It noted that it complemented the 150 million dollars of IDA and 67.2 million dollars CTF approved by the board in April 2019 for the project.
The project will support activities to accelerate the deployment of stand-alone solar products, in a sub-region where 50 per cent of the population does not have access to electricity and where less than 3 per cent of the population uses such innovative technologies.
It also seeks to harmonise policies and standards and business procedures to develop a regional market of stand-alone solar products, support entrepreneurs in business acceleration activities and provide credits and grants for the deployment of stand-alone solar home systems.
The statement further said the project was expected to contribute to human capital development by electrifying public health centers and schools, which were needed to improve health and education outcomes.
It also said the project would support job creation.

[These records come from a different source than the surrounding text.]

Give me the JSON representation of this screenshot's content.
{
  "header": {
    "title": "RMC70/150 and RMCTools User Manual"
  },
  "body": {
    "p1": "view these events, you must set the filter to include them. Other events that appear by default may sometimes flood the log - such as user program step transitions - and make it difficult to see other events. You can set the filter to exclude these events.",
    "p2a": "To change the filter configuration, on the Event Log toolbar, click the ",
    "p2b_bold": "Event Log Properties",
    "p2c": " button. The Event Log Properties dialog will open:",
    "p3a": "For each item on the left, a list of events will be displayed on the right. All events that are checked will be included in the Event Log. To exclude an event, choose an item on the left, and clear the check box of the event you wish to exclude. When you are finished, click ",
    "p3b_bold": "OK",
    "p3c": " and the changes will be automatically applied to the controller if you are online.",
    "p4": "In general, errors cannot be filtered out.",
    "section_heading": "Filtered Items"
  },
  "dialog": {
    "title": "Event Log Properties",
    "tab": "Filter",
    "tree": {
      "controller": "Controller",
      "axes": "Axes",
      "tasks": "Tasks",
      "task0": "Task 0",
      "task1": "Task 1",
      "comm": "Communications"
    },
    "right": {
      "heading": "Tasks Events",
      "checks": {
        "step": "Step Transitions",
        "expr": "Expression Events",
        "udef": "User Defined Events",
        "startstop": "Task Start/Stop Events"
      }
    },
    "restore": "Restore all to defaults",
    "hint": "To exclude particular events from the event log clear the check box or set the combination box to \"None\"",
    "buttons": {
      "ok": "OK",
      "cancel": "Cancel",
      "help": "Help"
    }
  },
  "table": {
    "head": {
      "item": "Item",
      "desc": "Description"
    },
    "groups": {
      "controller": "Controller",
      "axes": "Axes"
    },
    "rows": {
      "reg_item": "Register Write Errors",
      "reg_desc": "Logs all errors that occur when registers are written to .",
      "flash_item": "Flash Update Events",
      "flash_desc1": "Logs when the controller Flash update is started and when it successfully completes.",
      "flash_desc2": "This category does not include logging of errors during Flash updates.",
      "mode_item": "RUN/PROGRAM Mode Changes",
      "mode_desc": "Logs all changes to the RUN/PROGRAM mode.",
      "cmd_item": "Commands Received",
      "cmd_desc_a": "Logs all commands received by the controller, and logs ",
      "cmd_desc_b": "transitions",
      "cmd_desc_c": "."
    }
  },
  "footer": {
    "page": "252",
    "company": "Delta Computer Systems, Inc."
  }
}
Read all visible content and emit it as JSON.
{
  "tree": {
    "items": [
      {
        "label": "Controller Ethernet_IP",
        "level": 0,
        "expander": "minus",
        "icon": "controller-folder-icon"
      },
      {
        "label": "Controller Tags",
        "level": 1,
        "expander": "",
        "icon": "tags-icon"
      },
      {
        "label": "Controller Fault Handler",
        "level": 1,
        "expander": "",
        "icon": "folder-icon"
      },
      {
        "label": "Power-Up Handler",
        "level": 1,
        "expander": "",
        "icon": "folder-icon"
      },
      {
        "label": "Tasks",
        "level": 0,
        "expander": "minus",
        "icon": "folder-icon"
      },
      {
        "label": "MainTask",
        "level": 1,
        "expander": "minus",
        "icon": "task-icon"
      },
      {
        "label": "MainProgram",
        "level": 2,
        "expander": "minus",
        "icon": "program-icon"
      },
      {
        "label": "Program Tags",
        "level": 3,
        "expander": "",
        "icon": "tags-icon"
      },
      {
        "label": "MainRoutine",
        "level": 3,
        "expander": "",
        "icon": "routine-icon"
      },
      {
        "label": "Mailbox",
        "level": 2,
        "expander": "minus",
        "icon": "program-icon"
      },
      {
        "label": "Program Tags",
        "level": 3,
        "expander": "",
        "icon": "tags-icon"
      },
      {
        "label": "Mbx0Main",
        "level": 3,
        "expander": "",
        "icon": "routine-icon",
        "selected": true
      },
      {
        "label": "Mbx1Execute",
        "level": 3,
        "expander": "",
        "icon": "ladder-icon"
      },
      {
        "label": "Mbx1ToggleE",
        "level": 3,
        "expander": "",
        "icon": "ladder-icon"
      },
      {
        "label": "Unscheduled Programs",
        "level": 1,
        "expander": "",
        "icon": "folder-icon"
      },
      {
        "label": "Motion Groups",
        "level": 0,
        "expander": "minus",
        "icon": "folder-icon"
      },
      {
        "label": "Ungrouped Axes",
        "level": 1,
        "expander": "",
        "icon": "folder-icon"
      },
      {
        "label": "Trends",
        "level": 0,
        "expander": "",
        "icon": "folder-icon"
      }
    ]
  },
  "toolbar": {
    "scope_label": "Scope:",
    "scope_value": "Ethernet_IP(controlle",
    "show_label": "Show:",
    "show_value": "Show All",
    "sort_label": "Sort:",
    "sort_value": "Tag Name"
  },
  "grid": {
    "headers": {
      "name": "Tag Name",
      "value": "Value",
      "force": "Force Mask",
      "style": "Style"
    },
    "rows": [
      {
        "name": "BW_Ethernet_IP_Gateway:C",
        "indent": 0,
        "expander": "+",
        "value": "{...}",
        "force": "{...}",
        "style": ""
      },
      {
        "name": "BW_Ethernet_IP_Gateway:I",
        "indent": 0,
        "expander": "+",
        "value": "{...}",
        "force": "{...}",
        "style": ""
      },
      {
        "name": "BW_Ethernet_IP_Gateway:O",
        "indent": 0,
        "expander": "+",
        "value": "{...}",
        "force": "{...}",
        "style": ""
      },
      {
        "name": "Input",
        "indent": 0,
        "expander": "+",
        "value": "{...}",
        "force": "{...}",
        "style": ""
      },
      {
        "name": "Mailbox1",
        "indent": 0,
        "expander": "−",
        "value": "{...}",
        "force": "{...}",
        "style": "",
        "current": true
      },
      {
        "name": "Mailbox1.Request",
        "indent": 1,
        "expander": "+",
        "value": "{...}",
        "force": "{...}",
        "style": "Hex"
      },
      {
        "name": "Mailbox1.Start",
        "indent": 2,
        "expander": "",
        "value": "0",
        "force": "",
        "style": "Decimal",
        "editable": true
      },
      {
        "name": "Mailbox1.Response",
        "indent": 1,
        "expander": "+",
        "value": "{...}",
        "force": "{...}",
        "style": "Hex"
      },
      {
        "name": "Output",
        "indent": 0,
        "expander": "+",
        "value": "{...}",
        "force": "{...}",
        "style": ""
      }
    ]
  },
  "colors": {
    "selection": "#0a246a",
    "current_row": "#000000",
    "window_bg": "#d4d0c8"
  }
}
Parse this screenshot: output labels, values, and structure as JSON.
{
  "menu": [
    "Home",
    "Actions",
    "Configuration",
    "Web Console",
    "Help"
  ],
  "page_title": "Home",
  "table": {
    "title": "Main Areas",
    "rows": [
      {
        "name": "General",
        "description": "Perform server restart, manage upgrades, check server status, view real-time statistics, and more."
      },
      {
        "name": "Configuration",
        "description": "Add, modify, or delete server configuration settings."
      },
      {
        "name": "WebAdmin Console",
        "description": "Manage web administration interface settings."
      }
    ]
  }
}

”For instance, it will apply in farming communities which can use solar water pumps for irrigation, solar milling equipment for product transformation and solar refrigerators to bring products to market.
”The project will support the small and innovative business enterprises through solar home systems and will make an impact in economic recovery, following the coronavirus pandemic,” it stated.
The statement noted that through the additional funding and restructuring, the ECOWAS had been appointed as a new implementing agency of the project, which would work on developing a regional market and supporting activities for entrepreneurs.
It added that the ECOWAS would coordinate the project activities with the West African Development Bank (BOAD), the other implementing agency of the project, which would support the provision of a line of credit with commercial banks operating in the sub-region.
Meanwhile Ms Deborah Wetzel, World Bank Director of Regional Integration for Sub-Saharan Africa, the Middle East, and Northern Africa, noted that the stand-alone solar systems had a large market potential in Western and Central Africa including the Sahel.
She, however, said that investments in off-grid solutions had lagged behind in the sub-region.
”The new financing will help address the important growth in demand for reliable electricity and will help create jobs for the millions of people currently living without an electricity connection or with unreliable supply.”It will also help businesses and public institutions that will use modern stand-alone solar systems to improve their living standards and economic activities,” she said.
IDA, which was established in 1960, assists the world’s poorest countries by providing grants and low to zero-interest loans for projects and programs that boosted economic growth.
It reduced poverty and improved the lives of the poor.